Raw data START

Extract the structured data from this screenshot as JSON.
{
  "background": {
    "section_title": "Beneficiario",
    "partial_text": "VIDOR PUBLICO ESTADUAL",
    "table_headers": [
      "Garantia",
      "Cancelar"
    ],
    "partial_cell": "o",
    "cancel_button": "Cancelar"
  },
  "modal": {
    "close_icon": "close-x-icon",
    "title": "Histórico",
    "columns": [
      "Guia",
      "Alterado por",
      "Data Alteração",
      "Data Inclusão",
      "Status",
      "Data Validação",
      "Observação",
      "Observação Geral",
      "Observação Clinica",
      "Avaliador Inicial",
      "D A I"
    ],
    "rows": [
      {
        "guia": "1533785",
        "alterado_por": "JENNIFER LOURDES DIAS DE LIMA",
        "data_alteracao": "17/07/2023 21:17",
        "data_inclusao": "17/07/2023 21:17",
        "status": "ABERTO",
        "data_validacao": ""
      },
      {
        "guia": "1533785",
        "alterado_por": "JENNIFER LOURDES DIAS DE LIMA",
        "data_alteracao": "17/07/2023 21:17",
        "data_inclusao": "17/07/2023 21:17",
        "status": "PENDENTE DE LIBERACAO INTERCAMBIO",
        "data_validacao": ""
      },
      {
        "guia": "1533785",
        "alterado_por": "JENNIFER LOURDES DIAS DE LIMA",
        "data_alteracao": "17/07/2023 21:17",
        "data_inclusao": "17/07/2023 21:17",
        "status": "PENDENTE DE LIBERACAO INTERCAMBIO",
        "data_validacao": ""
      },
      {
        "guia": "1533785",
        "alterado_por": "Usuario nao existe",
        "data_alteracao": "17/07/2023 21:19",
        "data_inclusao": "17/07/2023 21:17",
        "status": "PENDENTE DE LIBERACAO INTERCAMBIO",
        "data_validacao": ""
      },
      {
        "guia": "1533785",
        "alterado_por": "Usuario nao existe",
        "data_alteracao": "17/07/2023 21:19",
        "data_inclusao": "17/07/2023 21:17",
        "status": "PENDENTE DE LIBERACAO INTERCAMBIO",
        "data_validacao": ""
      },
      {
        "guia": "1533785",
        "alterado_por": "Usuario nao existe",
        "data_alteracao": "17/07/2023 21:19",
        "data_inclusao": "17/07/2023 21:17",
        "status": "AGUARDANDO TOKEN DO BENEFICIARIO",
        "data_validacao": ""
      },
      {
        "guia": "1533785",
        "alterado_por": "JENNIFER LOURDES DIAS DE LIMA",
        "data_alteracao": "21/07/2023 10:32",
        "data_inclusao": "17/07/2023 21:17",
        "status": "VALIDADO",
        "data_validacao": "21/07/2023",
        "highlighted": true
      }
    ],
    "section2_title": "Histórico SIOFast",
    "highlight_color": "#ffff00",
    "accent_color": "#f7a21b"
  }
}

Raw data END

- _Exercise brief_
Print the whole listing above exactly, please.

- _Expected answer_
Extract the structured data from this screenshot as JSON.
{
  "background": {
    "section_title": "Beneficiario",
    "partial_text": "VIDOR PUBLICO ESTADUAL",
    "table_headers": [
      "Garantia",
      "Cancelar"
    ],
    "partial_cell": "o",
    "cancel_button": "Cancelar"
  },
  "modal": {
    "close_icon": "close-x-icon",
    "title": "Histórico",
    "columns": [
      "Guia",
      "Alterado por",
      "Data Alteração",
      "Data Inclusão",
      "Status",
      "Data Validação",
      "Observação",
      "Observação Geral",
      "Observação Clinica",
      "Avaliador Inicial",
      "D A I"
    ],
    "rows": [
      {
        "guia": "1533785",
        "alterado_por": "JENNIFER LOURDES DIAS DE LIMA",
        "data_alteracao": "17/07/2023 21:17",
        "data_inclusao": "17/07/2023 21:17",
        "status": "ABERTO",
        "data_validacao": ""
      },
      {
        "guia": "1533785",
        "alterado_por": "JENNIFER LOURDES DIAS DE LIMA",
        "data_alteracao": "17/07/2023 21:17",
        "data_inclusao": "17/07/2023 21:17",
        "status": "PENDENTE DE LIBERACAO INTERCAMBIO",
        "data_validacao": ""
      },
      {
        "guia": "1533785",
        "alterado_por": "JENNIFER LOURDES DIAS DE LIMA",
        "data_alteracao": "17/07/2023 21:17",
        "data_inclusao": "17/07/2023 21:17",
        "status": "PENDENTE DE LIBERACAO INTERCAMBIO",
        "data_validacao": ""
      },
      {
        "guia": "1533785",
        "alterado_por": "Usuario nao existe",
        "data_alteracao": "17/07/2023 21:19",
        "data_inclusao": "17/07/2023 21:17",
        "status": "PENDENTE DE LIBERACAO INTERCAMBIO",
        "data_validacao": ""
      },
      {
        "guia": "1533785",
        "alterado_por": "Usuario nao existe",
        "data_alteracao": "17/07/2023 21:19",
        "data_inclusao": "17/07/2023 21:17",
        "status": "PENDENTE DE LIBERACAO INTERCAMBIO",
        "data_validacao": ""
      },
      {
        "guia": "1533785",
        "alterado_por": "Usuario nao existe",
        "data_alteracao": "17/07/2023 21:19",
        "data_inclusao": "17/07/2023 21:17",
        "status": "AGUARDANDO TOKEN DO BENEFICIARIO",
        "data_validacao": ""
      },
      {
        "guia": "1533785",
        "alterado_por": "JENNIFER LOURDES DIAS DE LIMA",
        "data_alteracao": "21/07/2023 10:32",
        "data_inclusao": "17/07/2023 21:17",
        "status": "VALIDADO",
        "data_validacao": "21/07/2023",
        "highlighted": true
      }
    ],
    "section2_title": "Histórico SIOFast",
    "highlight_color": "#ffff00",
    "accent_color": "#f7a21b"
  }
}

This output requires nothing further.